Understanding the developer buying process - Part 3
There is a common belief in enterprise tech marketing circles that developers do not have a budget or purchasing ability. This assumption is based on standard enterprise sales processes focused on driving high ACV with multi-year terms. In many organizations this assumption holds true, however, it’s changing quickly driven by fundamental shifts in how buyers interact with enterprise software. To stay ahead of this shift, developer marketers need to understand why that assumption originated, what’s driving the change, and how to stay ahead of it.
Developers and BANT
BANT is a sales qualification acronym for budget, authority, need, and timing. It allows sales reps to quickly qualify new leads and opportunities. It’s by far the most popular qualification criteria but isn’t the only one (check out GPCTBA/C&I).
In the past, developers had the need and timeline but lacked the budget or authority, which meant that developers were not the primary contact on an opportunity. However, it quickly became clear that though you could leave developers out of a deal and still get it closed, your ability to drive usage, renewals, and account expansion is almost impossible.

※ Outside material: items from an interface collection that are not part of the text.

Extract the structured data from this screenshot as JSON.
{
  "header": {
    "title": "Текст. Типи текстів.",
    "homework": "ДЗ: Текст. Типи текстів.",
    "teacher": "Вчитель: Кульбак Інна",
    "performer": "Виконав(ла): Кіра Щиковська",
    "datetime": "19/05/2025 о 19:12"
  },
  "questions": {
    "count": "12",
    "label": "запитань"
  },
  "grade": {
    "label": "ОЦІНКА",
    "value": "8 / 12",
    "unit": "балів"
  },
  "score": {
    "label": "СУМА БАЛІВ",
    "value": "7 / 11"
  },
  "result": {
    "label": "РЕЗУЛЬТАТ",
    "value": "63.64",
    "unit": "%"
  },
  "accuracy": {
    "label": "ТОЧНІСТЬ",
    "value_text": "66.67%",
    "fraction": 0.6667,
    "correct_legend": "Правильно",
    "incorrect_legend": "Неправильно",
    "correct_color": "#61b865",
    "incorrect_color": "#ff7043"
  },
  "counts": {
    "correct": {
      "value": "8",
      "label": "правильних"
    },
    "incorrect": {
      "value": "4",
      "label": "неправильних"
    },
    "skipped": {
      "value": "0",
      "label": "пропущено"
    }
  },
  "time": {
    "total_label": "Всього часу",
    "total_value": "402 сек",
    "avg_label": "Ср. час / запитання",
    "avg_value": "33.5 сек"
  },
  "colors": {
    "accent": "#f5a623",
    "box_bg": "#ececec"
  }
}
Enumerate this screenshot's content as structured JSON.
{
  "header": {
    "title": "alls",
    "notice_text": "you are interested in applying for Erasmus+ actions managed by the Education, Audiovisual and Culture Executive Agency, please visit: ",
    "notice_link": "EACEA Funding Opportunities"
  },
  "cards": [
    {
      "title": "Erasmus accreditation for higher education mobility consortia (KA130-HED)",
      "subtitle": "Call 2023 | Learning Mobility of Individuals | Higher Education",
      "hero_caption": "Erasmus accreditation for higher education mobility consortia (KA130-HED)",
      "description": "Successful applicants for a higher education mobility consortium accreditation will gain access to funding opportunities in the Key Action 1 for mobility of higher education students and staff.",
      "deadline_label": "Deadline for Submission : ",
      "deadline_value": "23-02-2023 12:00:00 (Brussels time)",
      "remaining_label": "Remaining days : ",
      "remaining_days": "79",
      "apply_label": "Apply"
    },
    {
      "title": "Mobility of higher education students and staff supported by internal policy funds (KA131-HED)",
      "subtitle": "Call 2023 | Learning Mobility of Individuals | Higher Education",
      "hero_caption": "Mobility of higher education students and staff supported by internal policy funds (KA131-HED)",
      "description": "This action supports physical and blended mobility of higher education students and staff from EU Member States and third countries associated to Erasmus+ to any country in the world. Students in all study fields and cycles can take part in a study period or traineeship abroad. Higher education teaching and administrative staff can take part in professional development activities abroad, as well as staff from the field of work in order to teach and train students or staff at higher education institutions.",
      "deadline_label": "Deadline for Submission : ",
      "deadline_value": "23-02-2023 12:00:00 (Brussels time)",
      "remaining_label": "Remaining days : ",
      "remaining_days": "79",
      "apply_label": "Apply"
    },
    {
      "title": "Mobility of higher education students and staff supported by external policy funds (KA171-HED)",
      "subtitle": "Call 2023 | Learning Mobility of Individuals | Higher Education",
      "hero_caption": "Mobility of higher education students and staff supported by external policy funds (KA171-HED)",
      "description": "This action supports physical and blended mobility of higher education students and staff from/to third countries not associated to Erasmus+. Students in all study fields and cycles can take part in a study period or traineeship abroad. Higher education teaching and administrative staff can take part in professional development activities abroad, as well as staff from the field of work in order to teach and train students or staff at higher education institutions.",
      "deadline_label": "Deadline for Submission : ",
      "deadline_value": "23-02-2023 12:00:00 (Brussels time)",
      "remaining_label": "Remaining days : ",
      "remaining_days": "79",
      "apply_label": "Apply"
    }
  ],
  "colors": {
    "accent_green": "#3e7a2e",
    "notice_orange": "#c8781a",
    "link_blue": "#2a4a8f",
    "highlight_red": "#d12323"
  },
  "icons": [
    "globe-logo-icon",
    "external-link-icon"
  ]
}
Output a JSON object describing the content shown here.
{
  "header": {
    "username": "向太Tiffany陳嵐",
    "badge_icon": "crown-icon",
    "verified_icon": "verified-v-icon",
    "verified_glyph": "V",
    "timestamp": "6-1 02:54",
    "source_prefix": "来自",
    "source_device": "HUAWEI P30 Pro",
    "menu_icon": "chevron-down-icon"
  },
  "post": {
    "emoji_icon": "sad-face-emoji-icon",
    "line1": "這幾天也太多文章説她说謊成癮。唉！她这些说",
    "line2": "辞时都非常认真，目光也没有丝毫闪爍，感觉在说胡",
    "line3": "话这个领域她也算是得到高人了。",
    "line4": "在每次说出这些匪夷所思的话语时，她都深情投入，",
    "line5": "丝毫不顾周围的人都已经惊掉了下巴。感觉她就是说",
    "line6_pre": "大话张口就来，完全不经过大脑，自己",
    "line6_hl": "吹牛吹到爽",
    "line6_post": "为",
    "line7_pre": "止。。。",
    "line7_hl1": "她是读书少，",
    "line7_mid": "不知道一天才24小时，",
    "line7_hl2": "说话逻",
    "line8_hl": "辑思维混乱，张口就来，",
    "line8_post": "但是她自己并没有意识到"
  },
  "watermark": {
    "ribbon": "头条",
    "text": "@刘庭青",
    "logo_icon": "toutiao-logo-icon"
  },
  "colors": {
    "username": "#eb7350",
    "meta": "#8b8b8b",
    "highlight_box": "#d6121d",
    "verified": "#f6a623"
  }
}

This is where developer marketers and developer relations folks saw their rise to fame. Developers became a key audience member in a successful enterprise sale and ensuring the overall health/retention of the account. Fast forward fifteen years and the enterprise tech sales landscape is changing at the same pace as the technology that is being sold. To maintain a strong position in the market, enterprise software providers need to recognize the evolution and adopt.
Public cloud providers changed the game
With the rise of public cloud providers, software has fundamentally changed and so have the techniques and tools used to create it. Developers no longer work in environments hosted on local resources, they’re moving to the cloud, and so are the tools and applications that they use.
To provide a ‘developer-friendly’ experience, cloud providers have integrated developer tools directly into their offering. Providing a one-stop-shop experience where developers can build a stack à la carte with the click of a button. Along with configuration simplicity, cloud providers offer metered pricing and a self-service checkout experience.
The ability to enter their credit card information and have a small reoccurring payment that automatically scales with their needs has shifted the power back into the hands of developers, making the BANT argument largely irrelevant. According to a recent Evans Data survey, 58% of developers indicate that they have budget and authority, not just budget influence. Organizations that are reluctant to move away from the classic enterprise sale process should be warned.
It's the cloud's world we just live in it
Cloud providers have made developer marketing more important. Persuading developers away from the expanding list of native product offerings included with a cloud subscription is difficult. Not to mention providing a self-serve purchasing experience that warrents retention and expansion without the help of an account manager is a challenge that only a few companies have figured out.
Developer facing companies need to evolve quickly or risk extinction. They must acknowledge that developers do have a budget, and when it’s easy, they will spend it.